Back then, my summer days involved countless hours in our swimming pool, one massive road trip to Michigan, and day trips down to Mexico. I had very relaxed summers growing up. My mom stayed home and we didn’t do day camps, classes, or any other scheduled events that seem to dominate kids’ schedules nowadays. We’d go to the library and Video Showcase, where each of us kids were able to rent a movie on $1 Tuesdays – discovering such films as Mac & Me, He Said/She Said, and my beloved Three Men and a Little Lady. And yes, I was bored – some days more than others.

Thank goodness.

The art of boredom is dying – especially among children. It is alarming the amount of children who are rarely given the opportunity to fully use their imagination and fill empty time with self-created adventures. Perhaps I am more cognizant of this trend living in Northern Virginia – the pace of family life in this part of the country really can feel relentless at times.

I purposely do not fill up our summer days with activities and outings. Yes – we still do quite a bit and my children experience plenty but they also have quite a bit of days with absolutely nothing scheduled and they’re left to their own imaginations for entertainment. Yes – they use the iPad and watch plenty of television but they’ve built an entire city out of LEGOs in the basement, they created a vending machine out of a giant cardboard box, they worked together and wrote a book, they designed a scavenger hunt, and they play outside plenty. Most importantly – they’re learning how to self-motivate and work together as a team.

The internet has no shortage of articles about why bored is good for the soul. Study after study have demonstrated why unstructured time is crucial for childhood development and psychological well-being. I admit there are times when I doubt my instincts and wonder if I am doing enough for my children this summer. But then I am reassured when I’m called down to the basement to marvel at their newest invention made out of BBQ skewers and Play-Doh.

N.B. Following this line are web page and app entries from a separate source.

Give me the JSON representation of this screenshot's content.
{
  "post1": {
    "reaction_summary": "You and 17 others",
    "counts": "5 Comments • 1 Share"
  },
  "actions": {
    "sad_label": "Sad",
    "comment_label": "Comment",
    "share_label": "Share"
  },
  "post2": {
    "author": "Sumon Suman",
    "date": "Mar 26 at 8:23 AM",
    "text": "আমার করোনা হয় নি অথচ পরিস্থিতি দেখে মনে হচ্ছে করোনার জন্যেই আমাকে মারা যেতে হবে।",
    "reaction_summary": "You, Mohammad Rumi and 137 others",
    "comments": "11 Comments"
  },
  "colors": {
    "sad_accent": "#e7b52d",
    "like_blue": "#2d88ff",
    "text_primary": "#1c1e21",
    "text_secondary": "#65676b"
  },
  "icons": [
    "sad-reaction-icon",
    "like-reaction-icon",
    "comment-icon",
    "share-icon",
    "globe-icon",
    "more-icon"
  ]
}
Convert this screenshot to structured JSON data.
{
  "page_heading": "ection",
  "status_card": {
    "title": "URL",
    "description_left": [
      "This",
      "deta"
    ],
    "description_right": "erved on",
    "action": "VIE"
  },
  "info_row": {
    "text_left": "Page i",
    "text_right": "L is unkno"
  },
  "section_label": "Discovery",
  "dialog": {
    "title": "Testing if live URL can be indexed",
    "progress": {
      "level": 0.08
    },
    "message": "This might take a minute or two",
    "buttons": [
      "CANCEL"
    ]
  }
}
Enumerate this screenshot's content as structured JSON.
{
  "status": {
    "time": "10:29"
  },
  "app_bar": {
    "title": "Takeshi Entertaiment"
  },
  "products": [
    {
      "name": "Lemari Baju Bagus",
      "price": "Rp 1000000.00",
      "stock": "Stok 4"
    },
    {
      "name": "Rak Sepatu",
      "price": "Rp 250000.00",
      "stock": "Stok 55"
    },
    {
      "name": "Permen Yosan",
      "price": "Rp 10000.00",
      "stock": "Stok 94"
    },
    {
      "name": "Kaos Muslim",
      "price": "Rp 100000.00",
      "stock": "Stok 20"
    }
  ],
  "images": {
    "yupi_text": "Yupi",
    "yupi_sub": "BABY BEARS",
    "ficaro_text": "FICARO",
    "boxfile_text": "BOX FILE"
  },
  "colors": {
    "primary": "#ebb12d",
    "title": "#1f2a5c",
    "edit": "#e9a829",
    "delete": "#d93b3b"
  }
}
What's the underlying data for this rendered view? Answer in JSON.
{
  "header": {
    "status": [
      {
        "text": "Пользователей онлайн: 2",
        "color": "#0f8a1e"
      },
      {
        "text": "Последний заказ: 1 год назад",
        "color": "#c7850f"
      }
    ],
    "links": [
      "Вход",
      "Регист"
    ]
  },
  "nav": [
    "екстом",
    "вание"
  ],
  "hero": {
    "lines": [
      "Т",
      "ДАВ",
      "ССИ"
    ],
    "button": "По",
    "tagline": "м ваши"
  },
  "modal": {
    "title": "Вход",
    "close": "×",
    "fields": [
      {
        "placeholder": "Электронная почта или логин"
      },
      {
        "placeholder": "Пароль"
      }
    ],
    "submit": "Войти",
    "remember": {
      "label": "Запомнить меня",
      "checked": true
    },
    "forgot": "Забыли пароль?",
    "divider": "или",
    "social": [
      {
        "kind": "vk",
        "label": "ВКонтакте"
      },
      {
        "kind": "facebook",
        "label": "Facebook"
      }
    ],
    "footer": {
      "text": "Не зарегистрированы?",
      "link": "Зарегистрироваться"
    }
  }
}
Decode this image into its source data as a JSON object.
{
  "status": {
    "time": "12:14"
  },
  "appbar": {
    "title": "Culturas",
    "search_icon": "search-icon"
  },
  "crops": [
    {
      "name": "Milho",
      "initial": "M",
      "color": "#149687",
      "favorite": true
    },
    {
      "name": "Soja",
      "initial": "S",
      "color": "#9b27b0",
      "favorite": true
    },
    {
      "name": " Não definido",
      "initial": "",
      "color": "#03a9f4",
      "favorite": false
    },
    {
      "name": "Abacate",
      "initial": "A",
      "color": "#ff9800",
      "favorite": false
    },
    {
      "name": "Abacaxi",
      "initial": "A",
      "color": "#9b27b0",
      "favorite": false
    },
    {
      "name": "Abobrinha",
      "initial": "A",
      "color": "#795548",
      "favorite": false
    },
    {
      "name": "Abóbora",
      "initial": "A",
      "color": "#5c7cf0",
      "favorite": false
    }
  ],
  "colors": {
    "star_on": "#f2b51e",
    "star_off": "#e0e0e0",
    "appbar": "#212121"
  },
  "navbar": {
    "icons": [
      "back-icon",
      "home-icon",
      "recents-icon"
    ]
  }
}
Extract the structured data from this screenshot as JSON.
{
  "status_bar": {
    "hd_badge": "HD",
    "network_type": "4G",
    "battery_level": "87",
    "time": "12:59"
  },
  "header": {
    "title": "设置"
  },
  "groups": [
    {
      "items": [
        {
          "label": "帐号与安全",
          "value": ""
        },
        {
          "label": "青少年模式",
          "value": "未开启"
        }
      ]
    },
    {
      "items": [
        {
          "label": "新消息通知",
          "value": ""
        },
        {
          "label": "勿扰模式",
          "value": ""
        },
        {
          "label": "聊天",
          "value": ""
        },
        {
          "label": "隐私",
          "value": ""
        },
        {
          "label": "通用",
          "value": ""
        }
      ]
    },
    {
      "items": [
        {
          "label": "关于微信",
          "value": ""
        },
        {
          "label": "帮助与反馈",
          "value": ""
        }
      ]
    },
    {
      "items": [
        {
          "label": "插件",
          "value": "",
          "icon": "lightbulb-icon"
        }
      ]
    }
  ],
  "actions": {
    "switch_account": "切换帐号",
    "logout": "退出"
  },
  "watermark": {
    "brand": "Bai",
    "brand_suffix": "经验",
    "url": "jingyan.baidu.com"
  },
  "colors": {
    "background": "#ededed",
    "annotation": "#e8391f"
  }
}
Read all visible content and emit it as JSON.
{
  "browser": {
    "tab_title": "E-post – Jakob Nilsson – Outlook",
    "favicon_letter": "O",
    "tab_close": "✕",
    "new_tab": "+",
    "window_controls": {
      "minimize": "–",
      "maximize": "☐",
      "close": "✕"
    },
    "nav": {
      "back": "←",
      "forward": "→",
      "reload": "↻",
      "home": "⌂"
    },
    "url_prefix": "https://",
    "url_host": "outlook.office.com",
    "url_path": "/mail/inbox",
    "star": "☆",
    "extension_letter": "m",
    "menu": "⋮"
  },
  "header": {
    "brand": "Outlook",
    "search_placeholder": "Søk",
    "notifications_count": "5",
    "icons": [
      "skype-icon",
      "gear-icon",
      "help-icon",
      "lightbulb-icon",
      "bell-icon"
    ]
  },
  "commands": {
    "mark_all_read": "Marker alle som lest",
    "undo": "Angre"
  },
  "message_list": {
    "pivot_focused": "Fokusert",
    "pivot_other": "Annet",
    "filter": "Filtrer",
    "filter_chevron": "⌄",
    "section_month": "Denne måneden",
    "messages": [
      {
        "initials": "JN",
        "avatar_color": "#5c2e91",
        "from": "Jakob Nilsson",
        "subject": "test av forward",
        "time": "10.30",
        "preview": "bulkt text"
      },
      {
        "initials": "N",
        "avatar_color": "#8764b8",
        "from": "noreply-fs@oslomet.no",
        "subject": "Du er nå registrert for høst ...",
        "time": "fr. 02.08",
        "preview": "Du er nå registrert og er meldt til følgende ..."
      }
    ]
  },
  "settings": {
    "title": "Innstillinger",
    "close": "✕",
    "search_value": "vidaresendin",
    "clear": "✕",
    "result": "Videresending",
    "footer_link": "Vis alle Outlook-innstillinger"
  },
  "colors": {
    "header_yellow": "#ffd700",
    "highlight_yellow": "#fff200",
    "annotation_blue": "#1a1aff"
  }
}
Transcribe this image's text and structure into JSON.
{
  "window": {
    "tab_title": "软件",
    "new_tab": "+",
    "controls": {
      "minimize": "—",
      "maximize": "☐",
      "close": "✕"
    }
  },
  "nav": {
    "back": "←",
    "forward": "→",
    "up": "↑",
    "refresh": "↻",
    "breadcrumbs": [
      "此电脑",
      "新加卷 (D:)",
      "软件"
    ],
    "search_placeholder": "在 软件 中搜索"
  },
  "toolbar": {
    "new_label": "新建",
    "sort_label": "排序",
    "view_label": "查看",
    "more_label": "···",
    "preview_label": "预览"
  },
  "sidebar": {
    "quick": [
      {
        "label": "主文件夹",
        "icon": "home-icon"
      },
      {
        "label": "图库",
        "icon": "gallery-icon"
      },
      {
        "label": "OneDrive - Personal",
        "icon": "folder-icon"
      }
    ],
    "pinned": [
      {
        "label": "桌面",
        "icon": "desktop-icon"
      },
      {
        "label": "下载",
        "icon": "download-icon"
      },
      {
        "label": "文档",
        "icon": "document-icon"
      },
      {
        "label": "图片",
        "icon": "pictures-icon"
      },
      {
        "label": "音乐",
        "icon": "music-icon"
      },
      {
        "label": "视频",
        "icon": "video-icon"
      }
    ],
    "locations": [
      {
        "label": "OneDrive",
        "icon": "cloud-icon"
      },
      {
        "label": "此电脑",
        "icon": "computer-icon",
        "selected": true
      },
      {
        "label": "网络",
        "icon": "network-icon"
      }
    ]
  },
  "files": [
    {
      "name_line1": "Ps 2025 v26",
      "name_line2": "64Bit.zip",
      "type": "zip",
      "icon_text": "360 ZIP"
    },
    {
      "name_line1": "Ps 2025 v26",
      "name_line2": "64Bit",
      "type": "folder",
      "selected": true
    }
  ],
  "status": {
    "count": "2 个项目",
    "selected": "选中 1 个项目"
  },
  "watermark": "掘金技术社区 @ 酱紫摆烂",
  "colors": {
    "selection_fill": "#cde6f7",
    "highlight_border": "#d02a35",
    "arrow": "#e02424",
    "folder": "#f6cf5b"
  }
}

We have plenty of family adventures planned for the rest of summer but there will also be a lot of down time where they will harness their boredom and transform it into independent creative play. They will draw. They will paint. They will make a mess. And they will clean up after themselves. I will not comb Pinterest for activities to keep them occupied day in and day out. They will have time to think. Time to plan their own day. They will play outside unsupervised. They will build forts. They will fight. They will be sent to their rooms. They will read. They will be bored at times. And they will have a fantastic summer because of it.